PADGETT: Oh, yes. And I think even the U.S. would admit that. And I think there are many in the U.S. government who would say that's not necessarily a bad thing for Latin America to be sort of cutting this dependence that it's had on the United States for so many decades, if not centuries, is in many ways a healthy thing.

The problem, though, is as you point out, you know, the inroads that China is making, mainly economically, but some worry eventually politically.
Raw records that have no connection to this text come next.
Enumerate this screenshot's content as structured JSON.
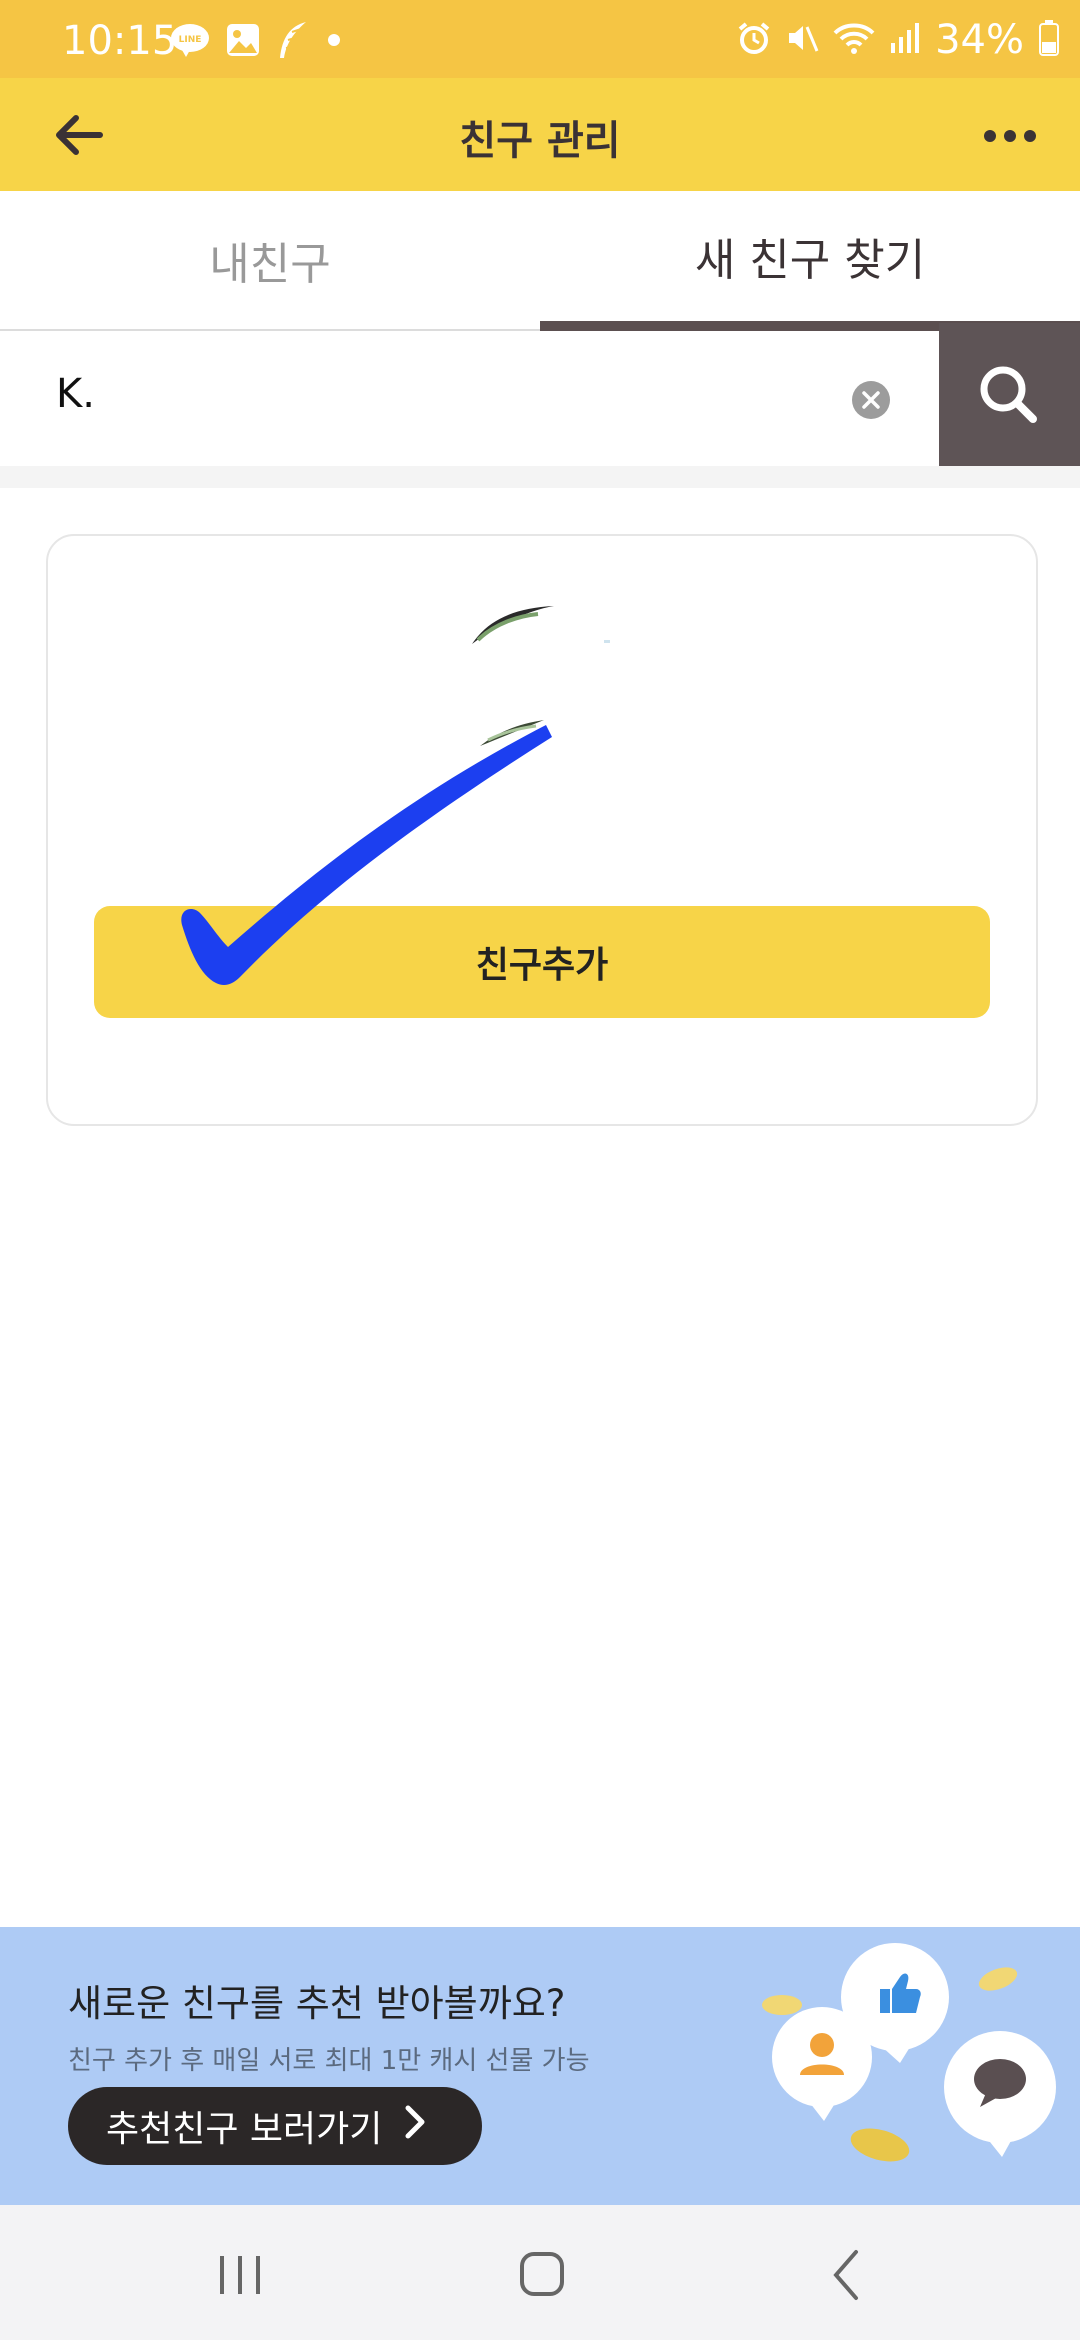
{
  "status_bar": {
    "time": "10:15",
    "battery": "34%",
    "notification_icons": [
      "line-icon",
      "gallery-icon",
      "feather-icon",
      "dot-icon"
    ],
    "system_icons": [
      "alarm-icon",
      "mute-icon",
      "wifi-icon",
      "signal-icon",
      "battery-icon"
    ]
  },
  "header": {
    "title": "친구 관리"
  },
  "tabs": [
    {
      "label": "내친구",
      "selected": false
    },
    {
      "label": "새 친구 찾기",
      "selected": true
    }
  ],
  "search": {
    "value": "K."
  },
  "result_card": {
    "name_fragment": "...",
    "add_button_label": "친구추가"
  },
  "banner": {
    "headline": "새로운 친구를 추천 받아볼까요?",
    "subtext": "친구 추가 후 매일 서로 최대 1만 캐시 선물 가능",
    "cta_label": "추천친구 보러가기"
  },
  "colors": {
    "header_bg": "#f7d448",
    "status_bg": "#f5c544",
    "accent_dark": "#5e5456",
    "banner_bg": "#aecbf5",
    "checkmark": "#1c3ff0"
  }
}
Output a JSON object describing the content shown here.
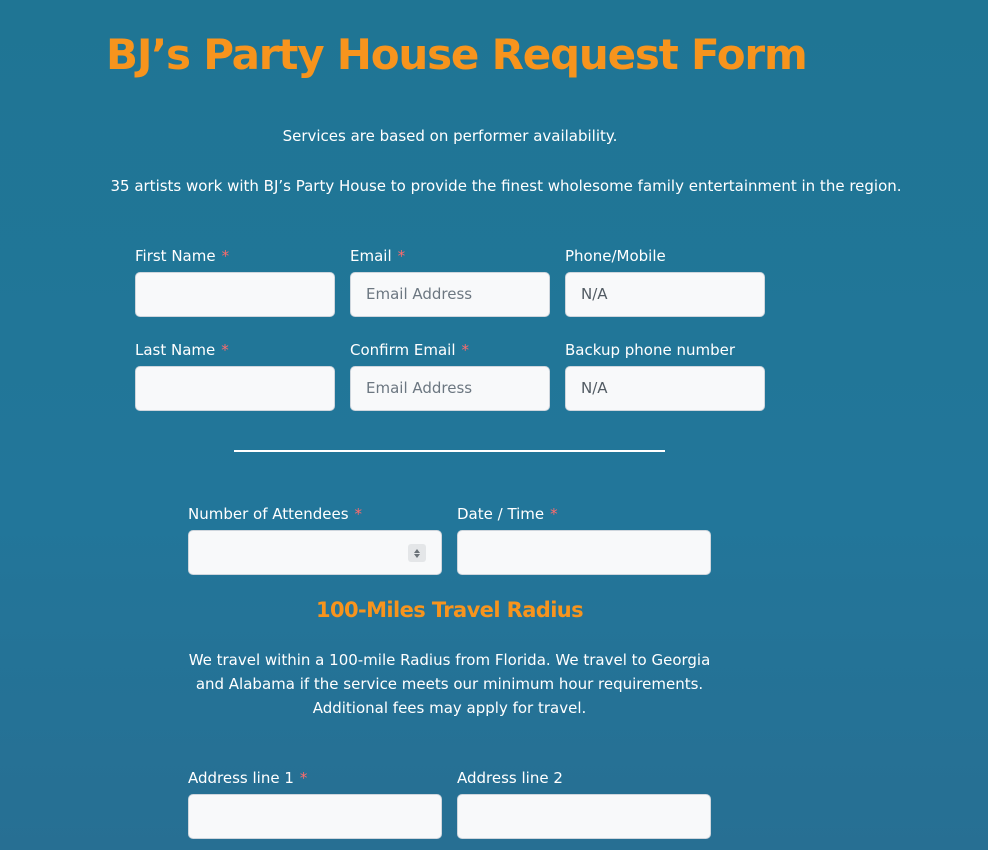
{
  "header": {
    "title": "BJ’s Party House Request Form",
    "intro_line_1": "Services are based on performer availability.",
    "intro_line_2": "35 artists work with BJ’s Party House to provide the finest wholesome family entertainment in the region."
  },
  "required_marker": "*",
  "contact_fields": {
    "first_name": {
      "label": "First Name",
      "value": ""
    },
    "email": {
      "label": "Email",
      "placeholder": "Email Address"
    },
    "phone": {
      "label": "Phone/Mobile",
      "value": "N/A"
    },
    "last_name": {
      "label": "Last Name",
      "value": ""
    },
    "confirm_email": {
      "label": "Confirm Email",
      "placeholder": "Email Address"
    },
    "backup_phone": {
      "label": "Backup phone number",
      "value": "N/A"
    }
  },
  "event_fields": {
    "attendees": {
      "label": "Number of Attendees",
      "value": ""
    },
    "date_time": {
      "label": "Date / Time",
      "value": ""
    }
  },
  "travel": {
    "heading": "100-Miles Travel Radius",
    "description": "We travel within a 100-mile Radius from Florida. We travel to Georgia and Alabama if the service meets our minimum hour requirements. Additional fees may apply for travel."
  },
  "address_fields": {
    "line1": {
      "label": "Address line 1",
      "value": ""
    },
    "line2": {
      "label": "Address line 2",
      "value": ""
    }
  },
  "colors": {
    "background": "#22769a",
    "accent": "#f7941d",
    "required": "#ff6b6b",
    "input_bg": "#f8f9fa"
  }
}
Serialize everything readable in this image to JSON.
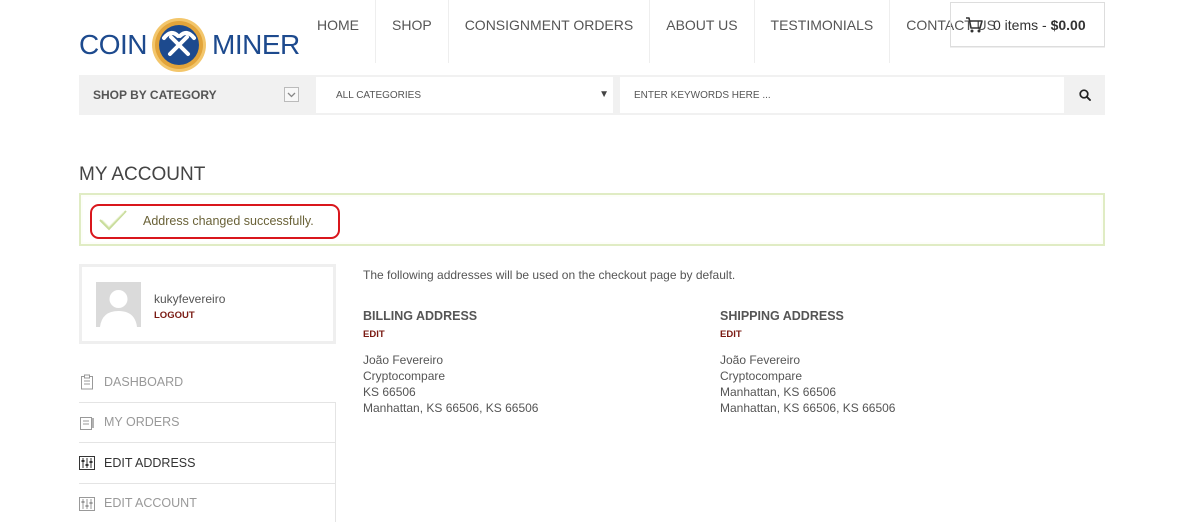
{
  "brand": {
    "left_text": "COIN",
    "right_text": "MINER",
    "colors": {
      "primary": "#1d4a8e",
      "gold": "#e2a43a"
    }
  },
  "nav": {
    "items": [
      {
        "label": "HOME"
      },
      {
        "label": "SHOP"
      },
      {
        "label": "CONSIGNMENT ORDERS"
      },
      {
        "label": "ABOUT US"
      },
      {
        "label": "TESTIMONIALS"
      },
      {
        "label": "CONTACT US"
      }
    ]
  },
  "cart": {
    "icon": "cart-icon",
    "items_label": "0 items",
    "separator": " - ",
    "total": "$0.00"
  },
  "searchbar": {
    "shop_by_category": "SHOP BY CATEGORY",
    "category_selected": "ALL CATEGORIES",
    "search_placeholder": "ENTER KEYWORDS HERE ...",
    "search_icon": "search-icon"
  },
  "page": {
    "title": "MY ACCOUNT"
  },
  "notice": {
    "text": "Address changed successfully.",
    "icon": "checkmark-icon",
    "colors": {
      "border": "#e0ecc4",
      "highlight": "#d9161c"
    }
  },
  "user": {
    "username": "kukyfevereiro",
    "logout_label": "LOGOUT"
  },
  "sidebar": {
    "items": [
      {
        "label": "DASHBOARD",
        "icon": "clipboard-icon",
        "active": false
      },
      {
        "label": "MY ORDERS",
        "icon": "orders-icon",
        "active": false
      },
      {
        "label": "EDIT ADDRESS",
        "icon": "sliders-icon",
        "active": true
      },
      {
        "label": "EDIT ACCOUNT",
        "icon": "sliders-icon",
        "active": false
      }
    ]
  },
  "addresses": {
    "intro": "The following addresses will be used on the checkout page by default.",
    "billing": {
      "title": "BILLING ADDRESS",
      "edit_label": "EDIT",
      "lines": [
        "João Fevereiro",
        "Cryptocompare",
        "KS 66506",
        "Manhattan, KS 66506, KS 66506"
      ]
    },
    "shipping": {
      "title": "SHIPPING ADDRESS",
      "edit_label": "EDIT",
      "lines": [
        "João Fevereiro",
        "Cryptocompare",
        "Manhattan, KS 66506",
        "Manhattan, KS 66506, KS 66506"
      ]
    }
  }
}
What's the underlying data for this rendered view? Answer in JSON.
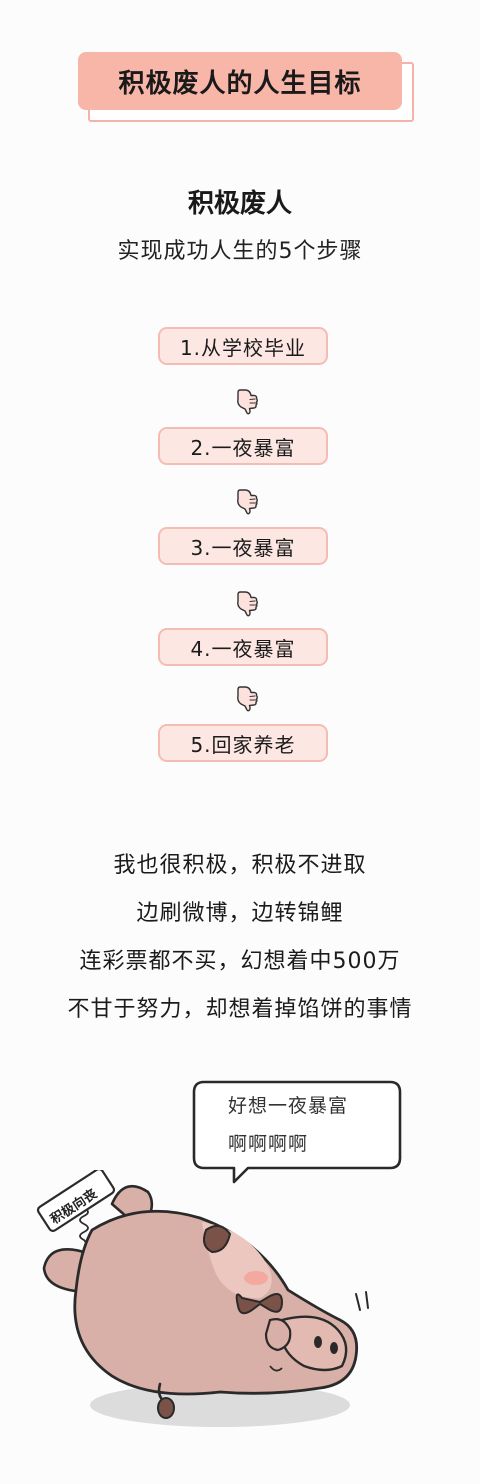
{
  "header": {
    "title": "积极废人的人生目标"
  },
  "intro": {
    "title": "积极废人",
    "subtitle": "实现成功人生的5个步骤"
  },
  "steps": [
    {
      "label": "1.从学校毕业"
    },
    {
      "label": "2.一夜暴富"
    },
    {
      "label": "3.一夜暴富"
    },
    {
      "label": "4.一夜暴富"
    },
    {
      "label": "5.回家养老"
    }
  ],
  "paragraph": {
    "lines": [
      "我也很积极，积极不进取",
      "边刷微博，边转锦鲤",
      "连彩票都不买，幻想着中500万",
      "不甘于努力，却想着掉馅饼的事情"
    ]
  },
  "illustration": {
    "speech": [
      "好想一夜暴富",
      "啊啊啊啊"
    ],
    "sign": "积极向丧"
  },
  "icons": {
    "step_pointer": "pointing-down-hand-icon"
  },
  "colors": {
    "banner": "#f7b6a8",
    "step_fill": "#fde7e3",
    "step_border": "#f4bcb2",
    "pig_body": "#d8b0a8",
    "pig_shadow": "#d9d9d9"
  }
}
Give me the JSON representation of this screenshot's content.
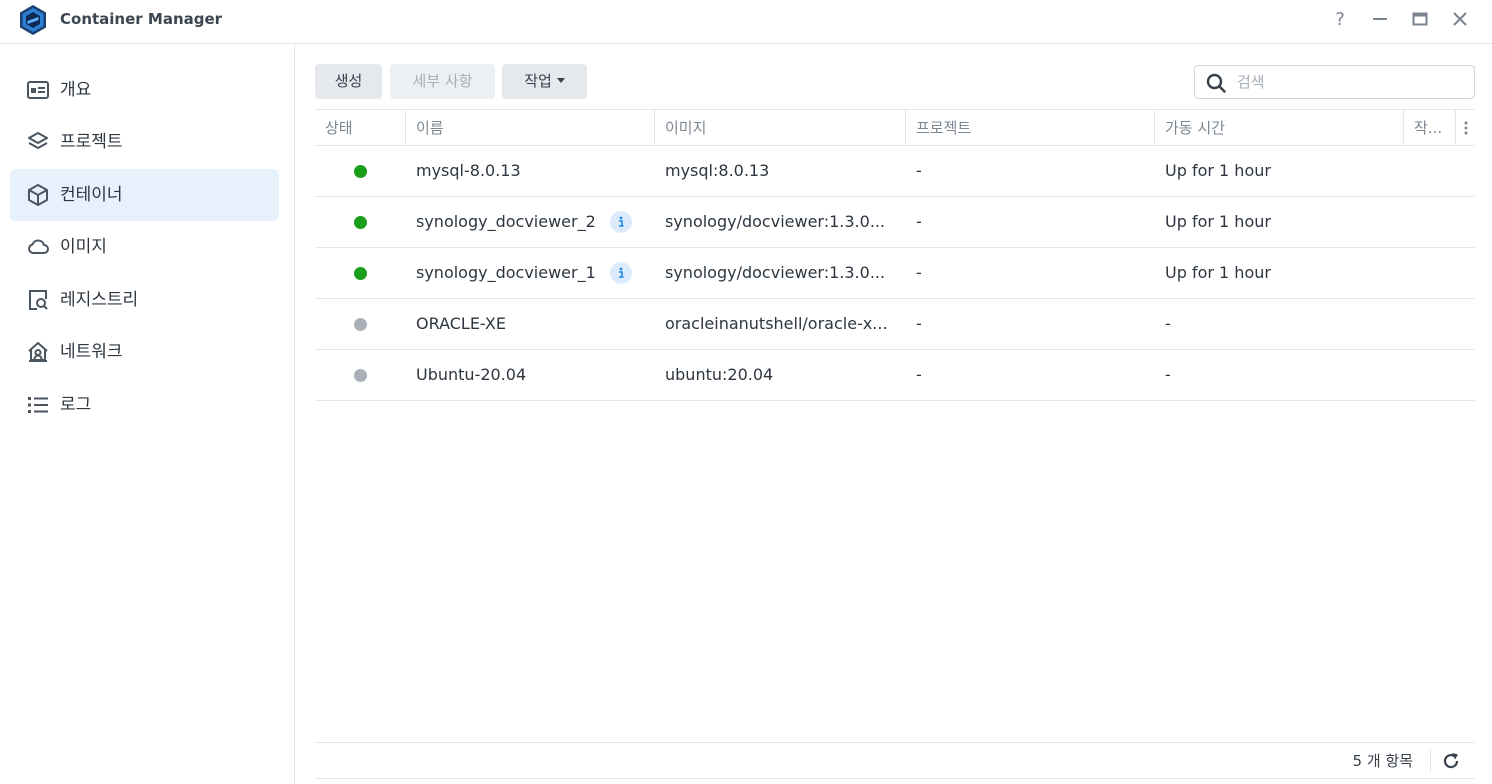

And it's a double-edged sword for Latin America as well, because while China's voracious appetite for the commodities, the raw materials that Latin America sells has helped fuel the Latin American economic boom of late, it's also revealing that Latin American economies are depending too much on raw materials to bolster their economies and not enough on the development of more high tech manufactured value-added goods that are what really helps developing countries become developed.

HURTADO: And so, it's almost transferring dependence from the U.S. in the previous century to China in this century, perhaps?

PADGETT: That's a good point. That's a fear. And it's a question - we interviewed President Santos earlier this month and that's one of the questions we put to him. And he admitted that this is something that, for example, at this summit that Latin American countries are going to have to start confronting.

HURTADO: Tim Padgett is the Miami and Latin America bureau chief for Time magazine. He joined us from his home in Miami. Thank you, Tim.

PADGETT: Thank you. Transcript provided by NPR, Copyright NPR.